Go through the data line by line. Copy each one holding the string "JSON".

== Segment start ==

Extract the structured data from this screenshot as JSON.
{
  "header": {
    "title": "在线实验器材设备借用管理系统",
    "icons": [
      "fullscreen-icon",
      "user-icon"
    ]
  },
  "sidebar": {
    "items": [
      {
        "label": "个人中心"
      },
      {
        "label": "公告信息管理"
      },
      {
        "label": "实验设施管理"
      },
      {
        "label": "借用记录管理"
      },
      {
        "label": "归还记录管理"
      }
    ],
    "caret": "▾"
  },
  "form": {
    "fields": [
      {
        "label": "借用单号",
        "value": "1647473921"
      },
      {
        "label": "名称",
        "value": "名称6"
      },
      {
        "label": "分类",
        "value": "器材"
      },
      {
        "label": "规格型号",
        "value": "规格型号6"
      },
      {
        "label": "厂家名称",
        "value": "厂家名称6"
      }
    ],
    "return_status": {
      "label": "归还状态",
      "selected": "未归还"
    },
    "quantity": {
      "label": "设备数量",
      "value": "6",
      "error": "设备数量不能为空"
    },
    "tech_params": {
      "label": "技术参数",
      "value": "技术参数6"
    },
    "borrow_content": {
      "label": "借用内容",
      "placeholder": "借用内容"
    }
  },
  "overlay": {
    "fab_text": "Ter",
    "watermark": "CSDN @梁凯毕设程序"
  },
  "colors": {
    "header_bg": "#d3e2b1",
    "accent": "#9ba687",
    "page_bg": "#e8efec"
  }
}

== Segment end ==
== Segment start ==

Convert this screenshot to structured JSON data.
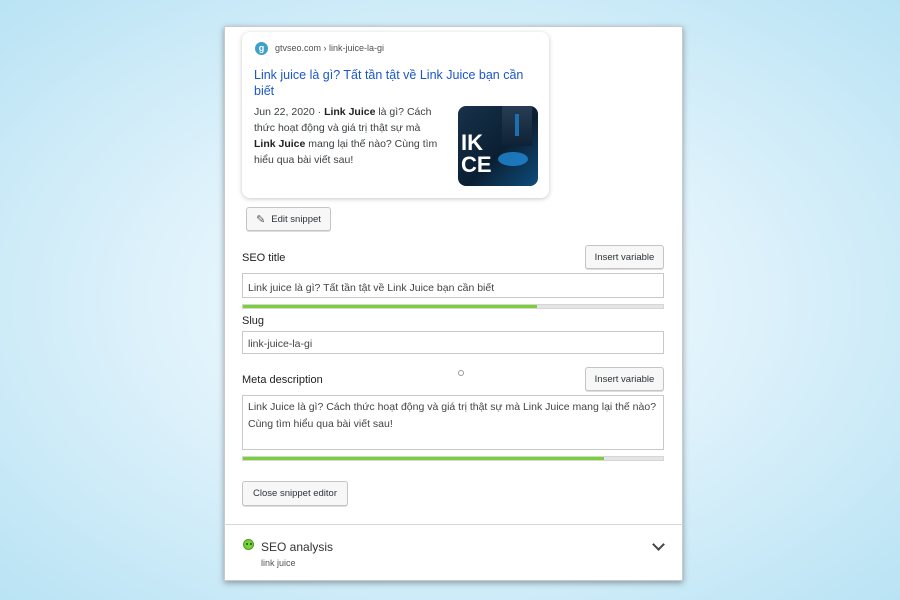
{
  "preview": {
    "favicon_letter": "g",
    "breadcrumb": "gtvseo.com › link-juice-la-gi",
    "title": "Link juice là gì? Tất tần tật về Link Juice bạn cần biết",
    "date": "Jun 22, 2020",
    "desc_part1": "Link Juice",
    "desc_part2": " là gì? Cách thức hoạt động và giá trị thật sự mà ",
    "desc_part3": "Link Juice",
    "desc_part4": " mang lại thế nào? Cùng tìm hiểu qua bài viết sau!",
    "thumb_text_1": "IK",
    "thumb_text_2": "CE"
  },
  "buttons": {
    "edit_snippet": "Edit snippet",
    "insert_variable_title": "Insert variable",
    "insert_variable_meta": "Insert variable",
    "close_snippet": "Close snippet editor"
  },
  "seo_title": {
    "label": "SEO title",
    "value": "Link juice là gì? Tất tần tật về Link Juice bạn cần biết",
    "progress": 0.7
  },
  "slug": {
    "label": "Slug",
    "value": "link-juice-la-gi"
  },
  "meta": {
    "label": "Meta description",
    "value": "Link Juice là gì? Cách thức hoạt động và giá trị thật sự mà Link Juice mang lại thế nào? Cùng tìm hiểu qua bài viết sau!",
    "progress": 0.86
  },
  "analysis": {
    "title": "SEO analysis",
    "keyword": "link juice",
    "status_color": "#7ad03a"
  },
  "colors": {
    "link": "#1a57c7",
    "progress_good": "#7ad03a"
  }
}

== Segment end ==

WRITTEN ANSWER:
Extract the structured data from this screenshot as JSON.
Convert this screenshot to structured JSON data.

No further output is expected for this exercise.